  1. Walter Sabo from SABO media , May 23, 2014 at 12:25 p.m.
    Media Buyers always take a cautious approach to everything. That's why they continue to put most of their money in a depreciating medium: Prime time network TV
  2. Sara Duane-Gladden from Smartpress.com , May 23, 2014 at 12:47 p.m.
    It's not highly targeted and it autoplays videos so visitors will have to scramble to hit the mute or pause buttons. Just asking for more people to sign up to AdBlock and FlashBlock. Caution is a good idea here.
  3. Matt Cooper from Addroid , May 23, 2014 at 1:41 p.m.
    Walter, speaking of deprecation, when they do buy digital they still buy/traffic Flash based ad units which are failing 20% of the time. Of course on mobile they buy static JPGs, and ad format from 20 years ago. My assertion, I admit, is self serving as I'm all in on autoplay video yet I still feel the point is valid that the marketplace in general needs to rethink the lather, rinse, repeat approach of a process and tech from the 90's.
  4. Grant Bergman from SurveyConcierge.com • GrantBergman.com , May 23, 2014 at 2:12 p.m.

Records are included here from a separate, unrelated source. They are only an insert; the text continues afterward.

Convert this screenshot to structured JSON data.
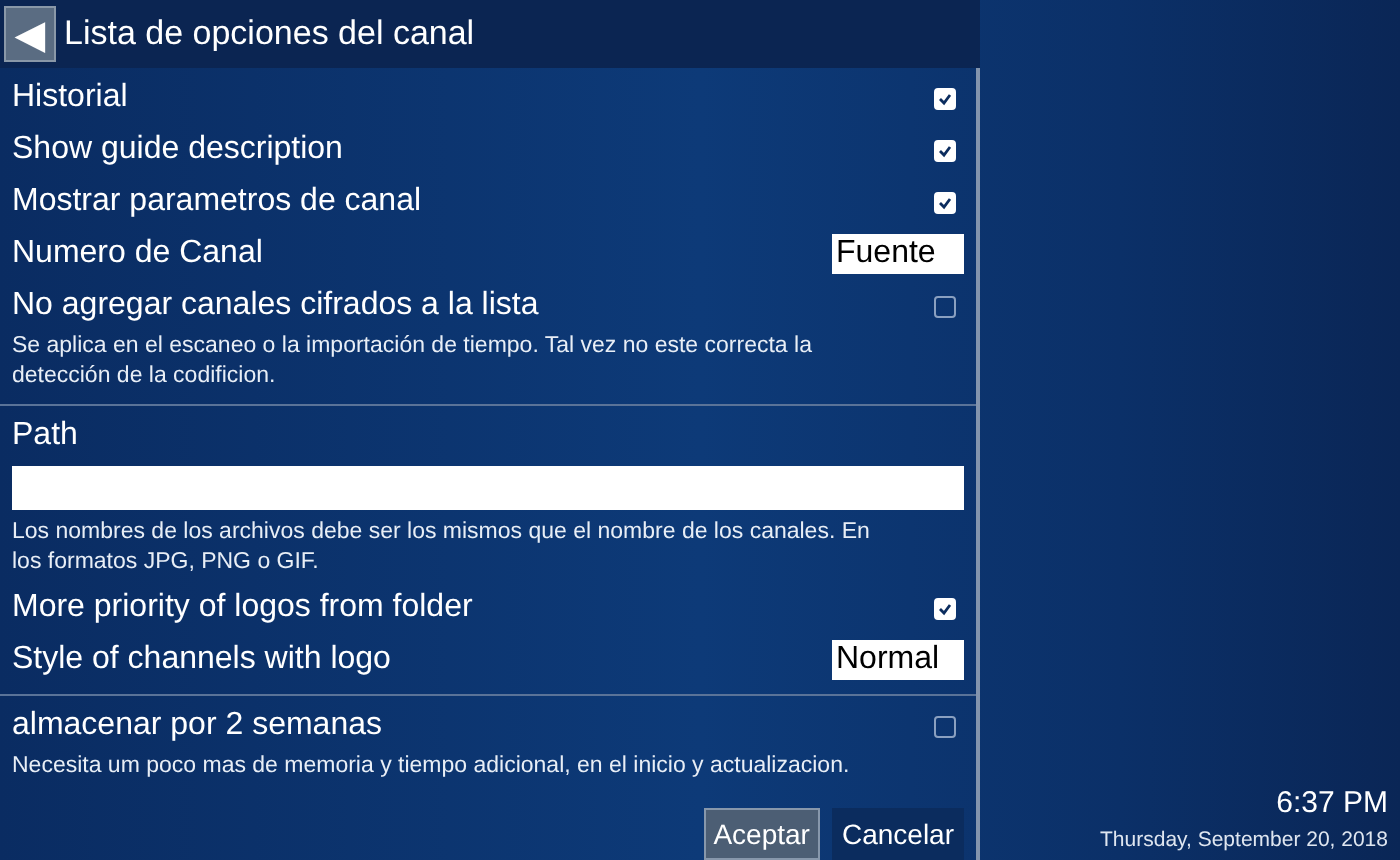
{
  "header": {
    "back": "◀",
    "title": "Lista de opciones del canal"
  },
  "sections": [
    {
      "items": [
        {
          "kind": "checkbox",
          "label": "Historial",
          "checked": true
        },
        {
          "kind": "checkbox",
          "label": "Show guide description",
          "checked": true
        },
        {
          "kind": "checkbox",
          "label": "Mostrar parametros de canal",
          "checked": true
        },
        {
          "kind": "value",
          "label": "Numero de Canal",
          "value": "Fuente"
        },
        {
          "kind": "checkbox",
          "label": "No agregar canales cifrados a la lista",
          "checked": false,
          "description": "Se aplica en el escaneo o la importación de tiempo. Tal vez no este correcta la detección de la codificion."
        }
      ]
    },
    {
      "items": [
        {
          "kind": "path",
          "label": "Path",
          "description": "Los nombres de los archivos debe ser los mismos que el nombre de los canales. En los formatos JPG, PNG o GIF."
        },
        {
          "kind": "checkbox",
          "label": "More priority of logos from folder",
          "checked": true
        },
        {
          "kind": "value",
          "label": "Style of channels with logo",
          "value": "Normal"
        }
      ]
    },
    {
      "items": [
        {
          "kind": "checkbox",
          "label": "almacenar por 2 semanas",
          "checked": false,
          "description": "Necesita um poco mas de memoria y tiempo adicional, en el inicio y actualizacion."
        }
      ]
    }
  ],
  "buttons": [
    {
      "label": "Aceptar",
      "selected": true
    },
    {
      "label": "Cancelar",
      "selected": false
    }
  ],
  "clock": {
    "time": "6:37 PM",
    "date": "Thursday, September 20, 2018"
  }
}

    I note that these discussions of Facebook's efforts to monetize never include a discussion of what they do to the user experience (i.e., usually they erode it). There's an assumption – and to a large extent an accurate one – that Facebook users are so committed to the platform that they'll put up with unlimited tinkering and erosion of the user experience. True enough that I'm not leaving FB over these video ads, but I would counsel FB advertisers to think about what their ads do to the user experience: they are the ones who will be blamed by users who object strongly to the intrusion.